1) Cycle your Content Protection (Security/General Settings - set it to enabled and then disabled), next cycle the device (either with Alt + Left Shift + Del or pull the battery).
2) The next step requires your BES Administrator - have your administrator send you a new policy (if you don't have a policy have them send you a blank one). This solved my BlackBerry battery problem and I hope it helps you as well.

Fixing an Erratic Track Wheel
If your track wheel is jumpy and erratic AND you REALLY WANT a new BlackBerry, Windows Device or iPhone .... stop reading now... I am about to take away your logical justification. What I am about to tell you will fix one of the most common, annoying and debilitating problems with the BlackBerry devices. If you have ever experienced it you will know what I mean. Whenever you move the track wheel the cursor jumps around randomly and it is impossible to work. The fix that I used is simple and easy. Head to your favorite electronics store and buy some Control Cleaner (Potentiometer cleaner, contact cleaner, TV tuner cleaner, etc.), it comes in a spray bottle and is around $10 at Radio Shack. Remove your battery and spray some into the track wheel, work the solution in by rotating your track wheel and pushing the button. Wait for the solution to dry before replacing your battery. When I did this, it worked the first time and my jumpy track wheel was fixed. You might have to do it a couple of times if it doesn't work. I have done this on a couple of units and have been successful both times, but I cannot take responsibility if it doesn't work for you or if something goes wrong. The way I see it, the device is garbage as soon as the track wheel starts to jump, so what have you got to lose?

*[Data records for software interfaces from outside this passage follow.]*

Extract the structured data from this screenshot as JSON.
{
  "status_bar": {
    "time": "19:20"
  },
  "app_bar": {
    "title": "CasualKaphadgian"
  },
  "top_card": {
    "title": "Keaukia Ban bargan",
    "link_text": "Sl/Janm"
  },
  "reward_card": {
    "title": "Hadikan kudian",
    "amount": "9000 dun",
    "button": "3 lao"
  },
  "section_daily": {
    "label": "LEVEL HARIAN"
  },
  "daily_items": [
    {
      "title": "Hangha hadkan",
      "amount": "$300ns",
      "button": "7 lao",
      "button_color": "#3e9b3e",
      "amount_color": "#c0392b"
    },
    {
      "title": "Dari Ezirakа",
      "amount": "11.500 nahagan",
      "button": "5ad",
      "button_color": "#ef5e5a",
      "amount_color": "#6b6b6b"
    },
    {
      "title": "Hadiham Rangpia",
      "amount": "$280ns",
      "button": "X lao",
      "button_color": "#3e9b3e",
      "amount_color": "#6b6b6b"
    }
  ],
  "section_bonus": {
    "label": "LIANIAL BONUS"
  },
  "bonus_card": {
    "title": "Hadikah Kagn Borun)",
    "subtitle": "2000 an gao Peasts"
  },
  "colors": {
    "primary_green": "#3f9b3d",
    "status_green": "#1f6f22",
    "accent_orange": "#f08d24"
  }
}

I hope that you find these tips useful.

Tuesday, August 21, 2007

Manage Misbehaving Add-Ins in Outlook 2007


When new Outlook, or Office for that matter is released, they are generally made to be backward compatible with previous versions. Due to various reasons, some third party add-ins that functioned perfectly in Outlook 2003 might not work or even misbehave and cause problems loading Outlook 2007. Here is how you can disconnect a misbehaving Add-in:

1. If an add-in causes Outlook to crash when Outlook is loading, Outlook 2007 should prompt you to disable the add-in. If it doesn’t and Outlook crashes then use the command line outlook.exe /safe to start Outlook in safe mode.
2. Select the Tools menu, and then Trust Center.
3. Click on the Add-ins tab (on left vertical tab pane), and then click the Go button at the bottom of the page.
4. Find that add-in and uncheck the box next to the add-in to disable it and click OK.

When you get a proper patch that makes your third party add-in compatible with Outlook 2007 and you want to enable it, you can follow the above procedure and just check the listed add-ins that you want to enable. While you can access this from the Trust Center via the Add-ins tab, the easiest way in Outlook is to select the Help menu, then Disabled Items. Find the add-in on the list of disabled items, select it, and click the Enable button to enable the add-in again.

If Outlook believes the add-in is misbehaving it can automatically disable it. There are some add-ins that are disabled immediately when Outlook is installed. In all cases, enable an add-in again only if you are sure that it will not cause any problems in Outlook.